Mike Haasl wrote:Nifty! What do they taste like? What is the plant like (vine, big, little)? Is it an annual or perennial?
Dan Boone wrote:I have never been certain that the one or two I bought for seed OR the ones I grew and ate were at the proper maturity and ripeness, though; my lack of reliable color vision is not a help here.)
The approximate color turning point is 30-40 days from fruit set and at this stage they reach their maximal weight. During the following month the concentrations of reducing sugars and total soluble solids increases and the peel color changes from green through whitish green to yellow and finally to orange. Fruits picked mature green (at about turning point) fail to develop the desirable uniform orange color even after three months in storage. Fruits left to ripen in the field exhibit higher TSS and reducing sugar values than fruits allowed to ripen in storage.
The present commercial cultigene has a rather bland taste which severely limits its potential as an eating fruit. If its eating quality can be improved, mainly by increasing sugar content, acidity, and aroma, it would be marketed as a new fruit.

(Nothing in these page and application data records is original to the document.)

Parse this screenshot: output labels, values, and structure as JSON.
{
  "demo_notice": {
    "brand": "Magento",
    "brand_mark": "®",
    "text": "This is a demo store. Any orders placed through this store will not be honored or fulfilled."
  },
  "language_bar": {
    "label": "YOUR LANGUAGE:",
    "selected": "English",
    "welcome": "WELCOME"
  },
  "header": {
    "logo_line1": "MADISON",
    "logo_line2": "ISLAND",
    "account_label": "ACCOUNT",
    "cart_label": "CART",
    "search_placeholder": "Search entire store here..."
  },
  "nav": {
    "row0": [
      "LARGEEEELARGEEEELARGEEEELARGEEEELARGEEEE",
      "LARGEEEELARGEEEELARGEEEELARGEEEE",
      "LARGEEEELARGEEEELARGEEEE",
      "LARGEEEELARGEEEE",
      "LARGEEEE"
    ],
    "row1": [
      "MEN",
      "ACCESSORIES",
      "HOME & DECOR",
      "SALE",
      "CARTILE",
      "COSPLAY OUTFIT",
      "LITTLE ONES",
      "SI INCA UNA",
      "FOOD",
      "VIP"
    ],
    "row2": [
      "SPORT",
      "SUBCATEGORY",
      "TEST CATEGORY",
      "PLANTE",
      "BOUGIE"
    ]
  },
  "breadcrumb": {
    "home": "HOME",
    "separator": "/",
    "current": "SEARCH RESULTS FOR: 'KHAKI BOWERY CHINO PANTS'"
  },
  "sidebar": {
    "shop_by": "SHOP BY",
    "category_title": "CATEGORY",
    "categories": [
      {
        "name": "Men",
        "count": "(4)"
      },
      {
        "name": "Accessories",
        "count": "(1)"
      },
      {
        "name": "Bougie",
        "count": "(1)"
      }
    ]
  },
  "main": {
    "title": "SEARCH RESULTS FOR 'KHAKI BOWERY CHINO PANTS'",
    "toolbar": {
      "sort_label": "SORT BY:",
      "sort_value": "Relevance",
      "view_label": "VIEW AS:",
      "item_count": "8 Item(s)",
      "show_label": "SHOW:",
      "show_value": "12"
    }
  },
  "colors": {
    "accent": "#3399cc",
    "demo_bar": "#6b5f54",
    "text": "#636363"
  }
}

A market for edible kiwano does not yet exist, because the fruit lacks taste. Increasing the sweetness and improving the aroma may give rise to a new product for a large-volume market.
Significant differences were found in important fruit quality characters between the commercial cultigene and the accession lines. The Botswana and commercial cultigenes had significantly larger fruit (up to twice as large) and fewer thorns than the other accession lines. The commercial line had significantly lower reducing sugar and higher pH than the other accession lines, but some of the accession lines were bitter.
The line from Botswana had large and attractive fruits, with a slightly different shape. Fruits of this line had high acidity and very good aroma.